Execution by beheading, whether it is carried out by sword or guillotine, is one of the most gruesome forms of capital punishment. At least it's usually quick.
A print depicting the execution of King Louis XVI during the French Revolution. The guillotine, a sophisticated instrument designed to automate death by beheading, has fallen out of fashion.
Image courtesy of the Library of Congress.
Beheading was probably the most humane form of punishment available in the ancient world, with the possible exception of the administration of poison. Although it has never been a legal form of execution in the United States, it is practiced elsewhere. Most notably, it remains the preferred method of execution in Saudi Arabia.
One benefit of beheading is that it allows the executioners to display the victim's head as a warning. This practice dates back to ancient times, but one particularly striking semi-recent example took place in the aftermath of Nat Turner's rebellion
, as posses searching for Turner allegedly killed nearby slaves nearly at random and mounted their heads on fenceposts as a warning.
How It Works:
The victim is restrained, usually forced to kneel, and the executioner removes the head by way of a sword or knife. In renaissance-era Europe (most famously in the aftermath of the French Revolution), the process was automated by way of a device called a guillotine, which dropped a heavy blade through the prisoner's neck--allowing for a clean, instant decapitation.
Beheading can actually be a fairly humane form of punishment, provided that the executioner is strong and reasonably competent.
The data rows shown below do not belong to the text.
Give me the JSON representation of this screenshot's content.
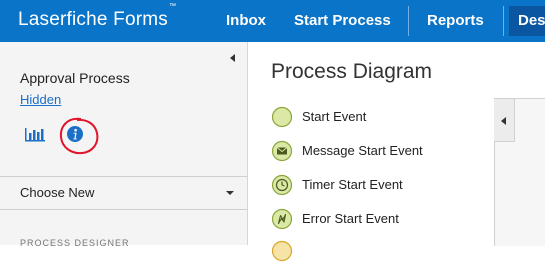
{
  "header": {
    "brand": "Laserfiche Forms",
    "trademark": "™",
    "nav": [
      "Inbox",
      "Start Process",
      "Reports",
      "Des"
    ],
    "colors": {
      "bar": "#0a74c9",
      "active": "#0a56a0"
    }
  },
  "sidebar": {
    "process_name": "Approval Process",
    "visibility_link": "Hidden",
    "icons": [
      "bar-chart-icon",
      "info-icon"
    ],
    "choose_new": "Choose New",
    "truncated_section": "PROCESS DESIGNER"
  },
  "main": {
    "title": "Process Diagram",
    "legend": [
      {
        "label": "Start Event",
        "icon": "start-event-icon"
      },
      {
        "label": "Message Start Event",
        "icon": "message-start-event-icon"
      },
      {
        "label": "Timer Start Event",
        "icon": "timer-start-event-icon"
      },
      {
        "label": "Error Start Event",
        "icon": "error-start-event-icon"
      }
    ]
  }
}
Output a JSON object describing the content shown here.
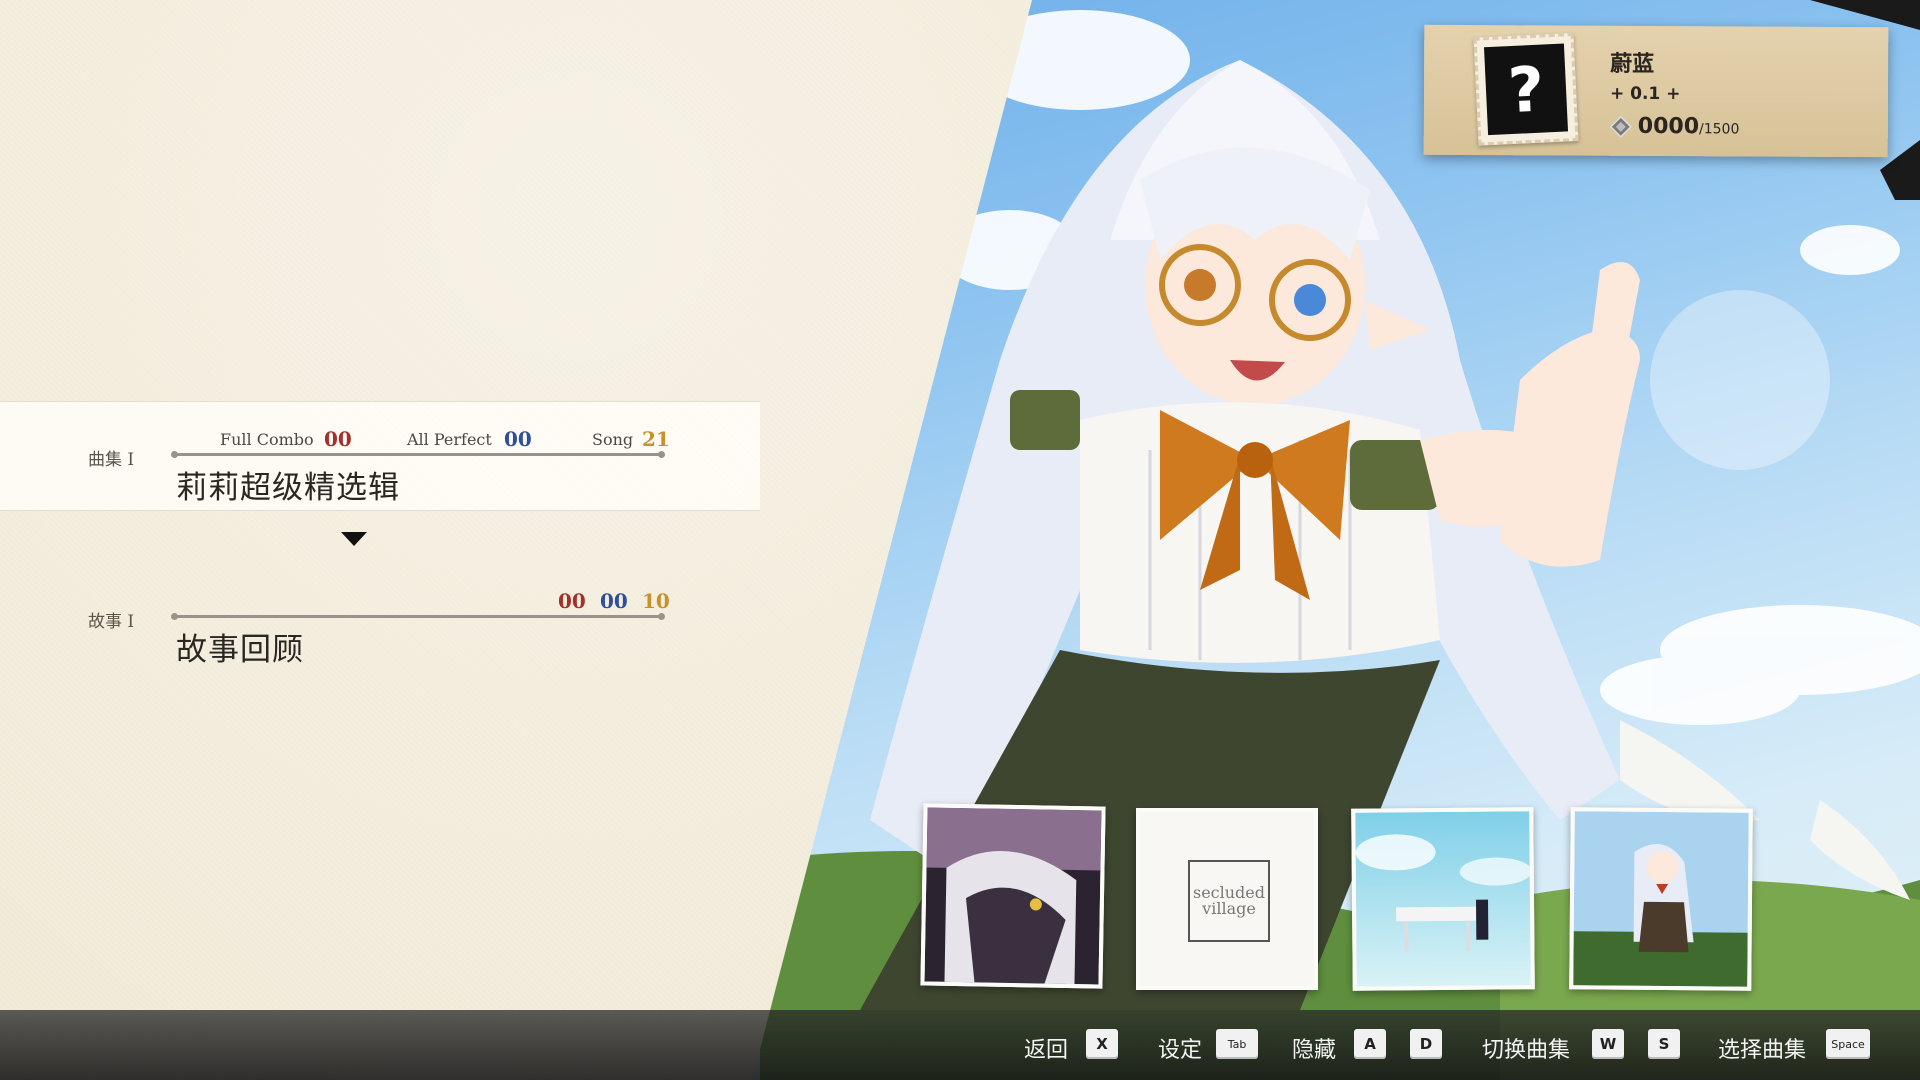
{
  "profile": {
    "avatar_symbol": "?",
    "name": "蔚蓝",
    "rating": "+ 0.1 +",
    "currency_value": "0000",
    "currency_max": "/1500"
  },
  "collection_row": {
    "tag": "曲集 I",
    "title": "莉莉超级精选辑",
    "full_combo_label": "Full Combo",
    "full_combo_value": "00",
    "all_perfect_label": "All Perfect",
    "all_perfect_value": "00",
    "song_label": "Song",
    "song_value": "21"
  },
  "story_row": {
    "tag": "故事 I",
    "title": "故事回顾",
    "value_red": "00",
    "value_blue": "00",
    "value_gold": "10"
  },
  "covers": [
    {
      "name": "cover-1",
      "text": ""
    },
    {
      "name": "cover-2",
      "text": "secluded village"
    },
    {
      "name": "cover-3",
      "text": ""
    },
    {
      "name": "cover-4",
      "text": ""
    }
  ],
  "controls": [
    {
      "label": "返回",
      "key": "X"
    },
    {
      "label": "设定",
      "key": "Tab"
    },
    {
      "label": "隐藏",
      "key_a": "A",
      "key_b": "D"
    },
    {
      "label": "切换曲集",
      "key_a": "W",
      "key_b": "S"
    },
    {
      "label": "选择曲集",
      "key": "Space"
    }
  ],
  "colors": {
    "stat_red": "#a3302c",
    "stat_blue": "#2f4f9c",
    "stat_gold": "#c8922a",
    "paper": "#f2ebd9"
  }
}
When the executioner is less strong or less competent than would be desirable, however, death can be slow and excruciatingly painful.